Illinois drone task force is made up mostly of cops

qubepolice

By Kelsey D. Atherton

When it comes to drone law, some opinions are more equal than others. A bill sitting on the Illinois Governor’s desk would create an “Unmanned Aerial System Oversight Task Force”, with 22 set-aside seats for representatives from different groups who might reasonably have opinions on drone use. So long as the public is included, it’s a good idea, but there’s something strange about the list: it completely omits any group concerned with civil liberties, and it also leaves out the media.

This is especially strange, because the Task Force’s stated job of “providing guidance into the safe operation of drones, while not infringing upon the constitutional rights of others” and “provide oversight and input in creating comprehensive laws and rules for the operation and use of drone technology within this State”

Here are the 22 groups that Illinois deems important enough to regulate drones in the Land of Lincoln, clustered by relevance:

The first four are all direct drone industry or rulemaking organizations, so those are good:

  • a member of the Division of Aeronautics of the Department of Transportation, nominated by the Secretary of Transportation
  • a UAS technical commercial representative
  • a UAS manufacturing industry representative
  • a person nominated by the Attorney General

There are representatives from industries that might use drones, and their regulators:

  • a member of the Department of Agriculture, nominated by the Director of Agriculture
  • a member of a statewide agricultural association, nominated by the president of the association
  • a member of the Department of Commerce and Economic Opportunity, nominated by the Director of Commerce and Economic Opportunity
  • a member of a statewide commerce association, nominated by the president or executive director of the association
  • a member of a statewide surveying association, nominated by the president of the association

Here are the police departments represented. The task force is over one fifth police!
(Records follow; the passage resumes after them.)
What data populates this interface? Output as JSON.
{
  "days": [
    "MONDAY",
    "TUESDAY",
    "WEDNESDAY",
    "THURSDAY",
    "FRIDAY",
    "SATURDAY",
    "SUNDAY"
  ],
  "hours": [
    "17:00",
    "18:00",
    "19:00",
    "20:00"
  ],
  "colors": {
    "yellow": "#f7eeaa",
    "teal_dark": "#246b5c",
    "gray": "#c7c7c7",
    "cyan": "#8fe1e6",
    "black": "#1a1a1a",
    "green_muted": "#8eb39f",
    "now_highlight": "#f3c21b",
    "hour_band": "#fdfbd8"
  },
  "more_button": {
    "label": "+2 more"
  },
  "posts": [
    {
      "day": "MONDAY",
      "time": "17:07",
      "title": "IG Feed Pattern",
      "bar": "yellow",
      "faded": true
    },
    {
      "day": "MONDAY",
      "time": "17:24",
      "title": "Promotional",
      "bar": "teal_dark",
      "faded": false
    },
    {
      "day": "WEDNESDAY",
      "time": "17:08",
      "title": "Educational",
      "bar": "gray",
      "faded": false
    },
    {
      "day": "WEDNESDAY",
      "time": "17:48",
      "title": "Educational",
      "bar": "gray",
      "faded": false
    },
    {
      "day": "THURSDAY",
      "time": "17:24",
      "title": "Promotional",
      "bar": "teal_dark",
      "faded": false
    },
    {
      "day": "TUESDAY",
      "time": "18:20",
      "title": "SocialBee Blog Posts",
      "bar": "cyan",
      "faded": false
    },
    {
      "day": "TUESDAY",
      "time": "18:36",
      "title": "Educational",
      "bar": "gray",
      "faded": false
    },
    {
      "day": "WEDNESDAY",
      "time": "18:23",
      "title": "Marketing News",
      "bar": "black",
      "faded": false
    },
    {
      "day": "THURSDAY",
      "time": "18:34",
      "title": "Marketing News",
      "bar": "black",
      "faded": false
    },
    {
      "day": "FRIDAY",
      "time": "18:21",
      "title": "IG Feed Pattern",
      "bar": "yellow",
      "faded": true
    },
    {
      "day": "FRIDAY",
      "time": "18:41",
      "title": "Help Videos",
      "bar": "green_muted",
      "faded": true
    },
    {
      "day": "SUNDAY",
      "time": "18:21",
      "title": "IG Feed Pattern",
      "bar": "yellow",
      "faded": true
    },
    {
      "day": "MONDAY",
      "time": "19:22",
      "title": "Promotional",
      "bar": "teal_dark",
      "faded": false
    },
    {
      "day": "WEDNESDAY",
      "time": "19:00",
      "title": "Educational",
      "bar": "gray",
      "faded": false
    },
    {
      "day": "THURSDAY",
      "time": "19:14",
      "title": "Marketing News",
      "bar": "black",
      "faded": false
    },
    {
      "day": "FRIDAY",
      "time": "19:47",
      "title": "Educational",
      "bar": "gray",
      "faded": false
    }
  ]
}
The task force helpfully specifies one cop from Chicago and one cop from not-Chicago to even it out.

  • a member of the Department of State Police, nominated by the Director of State Police
  • a Conservation Police officer of the Department of Natural Resources, nominated by the Director of Natural Resources
  • a member of the Illinois Conservation Police Lodge, nominated by the president of the Lodge
  • law enforcement official from a municipality with a population of 2 million or more inhabitants, nominated by the mayor of the municipality
  • a law enforcement official from a municipality with a population of less than 2 million inhabitants, nominated by a statewide police chiefs association
  • a member of a statewide association representing real estate brokers licensed in this State, nominated by the president of the association
  • a member of a statewide surveying association, nominated by the president of the association
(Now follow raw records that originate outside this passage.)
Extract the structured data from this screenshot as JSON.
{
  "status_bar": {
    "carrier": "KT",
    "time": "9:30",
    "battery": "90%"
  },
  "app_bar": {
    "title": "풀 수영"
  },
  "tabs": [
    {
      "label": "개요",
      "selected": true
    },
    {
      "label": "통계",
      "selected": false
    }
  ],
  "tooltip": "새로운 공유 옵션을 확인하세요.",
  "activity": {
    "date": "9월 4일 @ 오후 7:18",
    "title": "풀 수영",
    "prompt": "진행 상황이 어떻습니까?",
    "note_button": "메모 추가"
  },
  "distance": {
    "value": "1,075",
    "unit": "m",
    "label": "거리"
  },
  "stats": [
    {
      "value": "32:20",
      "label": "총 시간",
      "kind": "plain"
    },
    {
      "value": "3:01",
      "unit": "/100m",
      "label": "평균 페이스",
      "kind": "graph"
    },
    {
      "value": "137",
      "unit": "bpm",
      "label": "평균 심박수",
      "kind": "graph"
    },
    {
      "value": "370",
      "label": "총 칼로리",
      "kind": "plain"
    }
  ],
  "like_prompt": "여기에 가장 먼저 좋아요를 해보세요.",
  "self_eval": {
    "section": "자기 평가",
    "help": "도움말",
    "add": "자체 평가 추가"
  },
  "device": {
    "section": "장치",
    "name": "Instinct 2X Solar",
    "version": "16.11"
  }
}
There are other, drone-tangential industries, like retail, hunting, and freight trains:

  • a member of a statewide sportsmen’s federation, nominated by the president of the federation
  • a person nominated by an electric utility company serving retail customers in this State
  • a member of a statewide retail association, nominated by the president of the association
  • a member of a statewide manufacturing trade association, nominated by the president or chief executive officer of the association
  • a member of a statewide property and casualty insurance association, nominated by the president or chief executive officer of the association
  • a member of a statewide association representing real estate brokers licensed in this State, nominated by the president of the association
  • a member of a statewide freight railroad association, nominated by the president of the association
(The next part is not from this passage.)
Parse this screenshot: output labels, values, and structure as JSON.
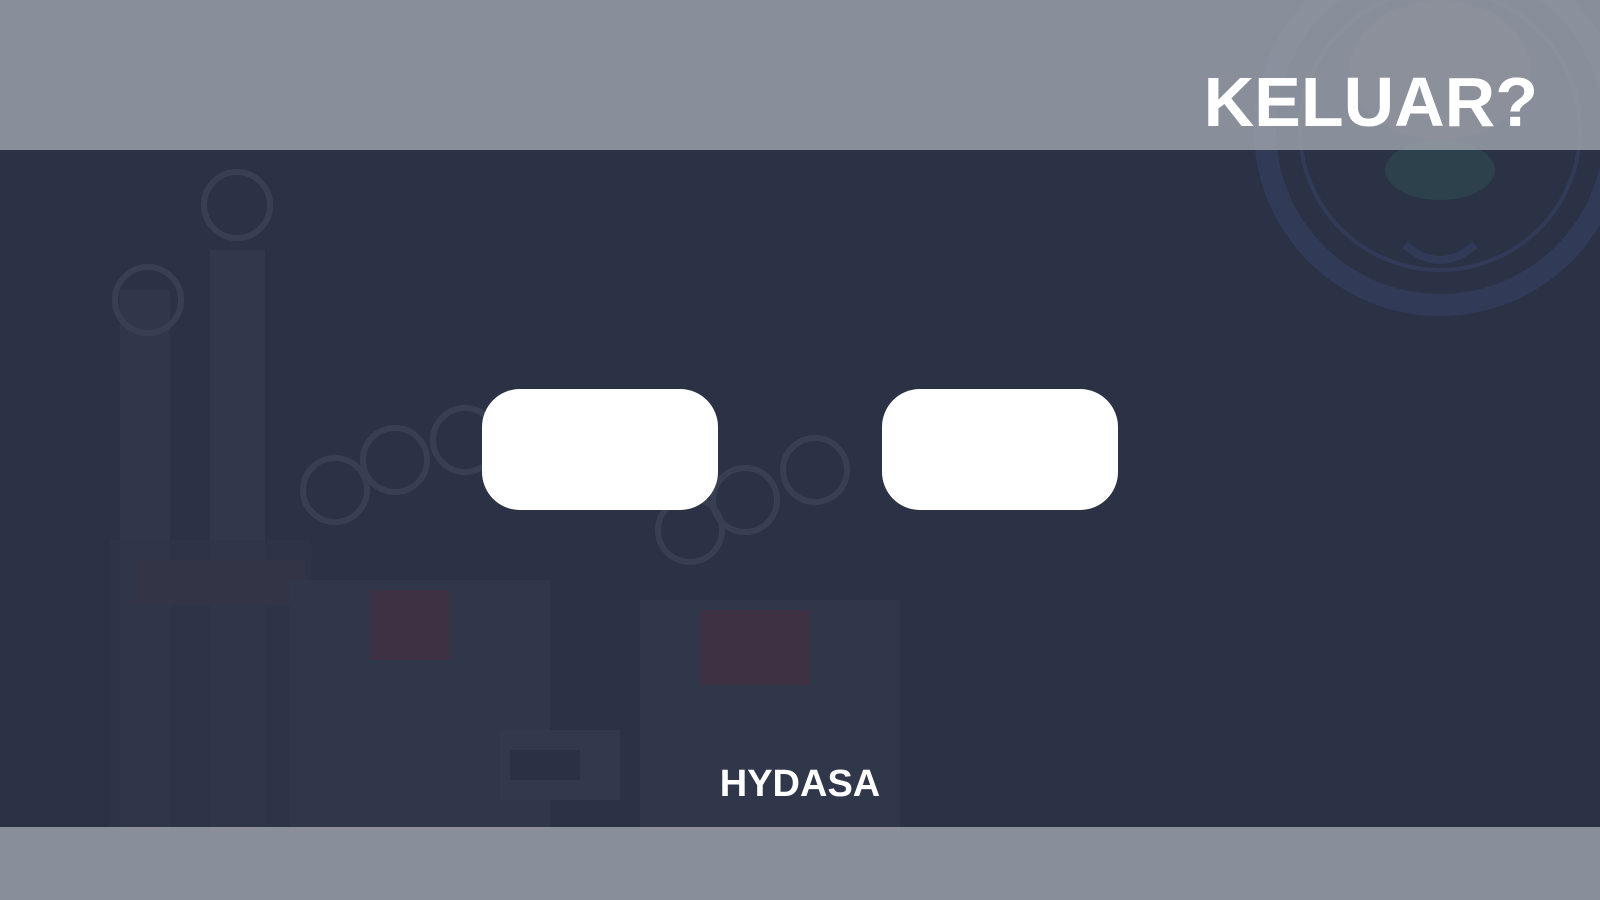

And there’s the National Guard, who in 2012 had people without pilots licenses operating drones in Illinois airspace, which was at the time against FAA rules. Since then, the National Guard were granted permission to share information their drones collected with local police.

  • a member of the Illinois National Guard, nominated by the Adjutant General

Completely missing from the list are organizations tasked with government oversight or with privacy as their mission. The drone industry itself only has two representatives, and the closest the public gets to a direct advocate is the person nominated by the Attorney General. This is a marked contrast with Grand Forks North Dakota, where drone use began tightly regulated, with auniversity review board providing oversight not just of student drone use but also unmanned flights by local police.

In its present form, the “Unmanned Aerial System Oversight Task Force Act” is sitting on the Governor’s desk, awaiting signature.

http://www.popsci.com/here-are-22-industries-illinois-wants-have-regulate-drones